How to convey the importance of diversity in the science and technology research area and workforce: 

“What I try to do is point out that we handicap ourselves greatly by having minorities and women so underrepresented in science and technology. China has four times the population we do, 79% of the baccalaureate degrees China awards are in STEM and the US has 23%. Last time I checked 59% of college bachelor’s degrees go to women in this country. That’s like one and a half per man, and in many fields – law, medicine, and so on – women make up about half or even a little more, in some cases, [of all professionals]. But in science, we’re way down. It’s a handicap we impose on ourselves. I guess a logical question is why do we do that? I think one thing is that there are a lot of fathers that still tell their young daughters that girls don’t do science or engineering and that’s a very unfortunate statement. Then there’s the common thing for both men and women, and that is our K through 12 system, which I recall has us ranked about 17th in math and 29th in science among other nations but nowhere near the top. Then most of the high school graduates aren’t qualified to even start a [baccalaureate] degree in science because they skipped algebra or something along the way. So, high on the priority list of helping science is to fix the gaping hole in the system, particularly in science and engineering.” 
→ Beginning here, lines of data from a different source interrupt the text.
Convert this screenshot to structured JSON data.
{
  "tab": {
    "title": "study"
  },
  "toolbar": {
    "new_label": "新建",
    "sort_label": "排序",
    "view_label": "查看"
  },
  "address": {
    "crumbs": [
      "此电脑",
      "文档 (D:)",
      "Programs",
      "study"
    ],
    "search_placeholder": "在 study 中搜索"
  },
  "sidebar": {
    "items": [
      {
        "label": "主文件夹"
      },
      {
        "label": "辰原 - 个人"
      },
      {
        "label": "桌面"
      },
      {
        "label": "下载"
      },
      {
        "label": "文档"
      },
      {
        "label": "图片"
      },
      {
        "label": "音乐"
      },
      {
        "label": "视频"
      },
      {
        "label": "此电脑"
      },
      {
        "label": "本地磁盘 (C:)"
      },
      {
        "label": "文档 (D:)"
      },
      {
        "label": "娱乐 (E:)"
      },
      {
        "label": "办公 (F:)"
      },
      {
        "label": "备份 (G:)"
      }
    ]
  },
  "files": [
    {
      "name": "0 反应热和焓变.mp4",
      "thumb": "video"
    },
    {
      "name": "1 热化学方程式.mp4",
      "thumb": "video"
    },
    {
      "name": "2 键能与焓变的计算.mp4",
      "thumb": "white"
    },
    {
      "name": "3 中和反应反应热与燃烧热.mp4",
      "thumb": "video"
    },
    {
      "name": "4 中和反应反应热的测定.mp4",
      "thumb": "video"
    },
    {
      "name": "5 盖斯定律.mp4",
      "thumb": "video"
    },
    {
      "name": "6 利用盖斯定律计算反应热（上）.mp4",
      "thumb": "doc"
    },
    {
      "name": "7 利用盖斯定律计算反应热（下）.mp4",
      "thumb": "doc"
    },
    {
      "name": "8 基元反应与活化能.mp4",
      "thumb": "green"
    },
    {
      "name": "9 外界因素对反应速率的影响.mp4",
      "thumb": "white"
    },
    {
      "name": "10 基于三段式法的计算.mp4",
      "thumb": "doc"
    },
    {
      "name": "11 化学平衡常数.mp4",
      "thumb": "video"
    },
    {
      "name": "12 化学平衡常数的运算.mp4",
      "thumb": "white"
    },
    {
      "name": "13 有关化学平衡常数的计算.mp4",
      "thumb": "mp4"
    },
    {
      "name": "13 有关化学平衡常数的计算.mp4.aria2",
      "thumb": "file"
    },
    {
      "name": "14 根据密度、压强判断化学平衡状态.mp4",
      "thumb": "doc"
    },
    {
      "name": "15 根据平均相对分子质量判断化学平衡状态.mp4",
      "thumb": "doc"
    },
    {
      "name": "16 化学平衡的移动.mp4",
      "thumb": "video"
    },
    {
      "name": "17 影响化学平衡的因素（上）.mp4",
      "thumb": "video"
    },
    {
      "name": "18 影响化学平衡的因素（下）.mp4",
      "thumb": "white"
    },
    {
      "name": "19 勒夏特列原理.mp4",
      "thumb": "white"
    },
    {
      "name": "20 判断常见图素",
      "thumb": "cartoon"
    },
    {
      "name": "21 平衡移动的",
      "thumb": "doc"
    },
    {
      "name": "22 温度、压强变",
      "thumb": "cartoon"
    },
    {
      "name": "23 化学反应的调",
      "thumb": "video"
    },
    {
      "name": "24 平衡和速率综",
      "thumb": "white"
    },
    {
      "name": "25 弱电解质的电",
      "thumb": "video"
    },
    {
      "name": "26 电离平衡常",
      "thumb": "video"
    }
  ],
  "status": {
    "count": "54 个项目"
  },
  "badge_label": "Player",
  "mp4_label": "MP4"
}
Responding to science research skeptics in Congress who claim federal investment in research will crowd out private investment: 

“Basic research doesn’t crowd out industry investment – it increases investment and opens doors to new knowledge. And entrepreneurs then take ahold of that knowledge and see opportunities to build companies. Many companies in this country have been built by people who took an idea that came out of a government lab, DARPA (Defense Advanced Research Projects Agency) is a great example that has brought us things that have changed everybody’s lives for the better. So, my argument is that government investment is highly leveraged in terms of getting the private sector to invest more. I think it’s the free enterprise system at work.” 

The scale of investment and state of our national R&D enterprise: 

“Unfortunately, it’s not an easy answer. In the past, since time zero, we’ve had existential questions. Today we’ve got issues of underinvestment of K through 12 education, research, climate change, China, nuclear proliferation, federal debt, pandemics, and so on down the line. The deed to focus on each of those is so important, and it’s just my belief that we’re not doing an adequate job. I get hope from the fact that we’ve risen to the occasion in the past. We can do it; we just have to get focused. I always like to say a pessimist is a person who wants to be an optimist but has a knowledge of the facts, and I think that’s kind of where I am at this point in time.” 

Watch the full discussion here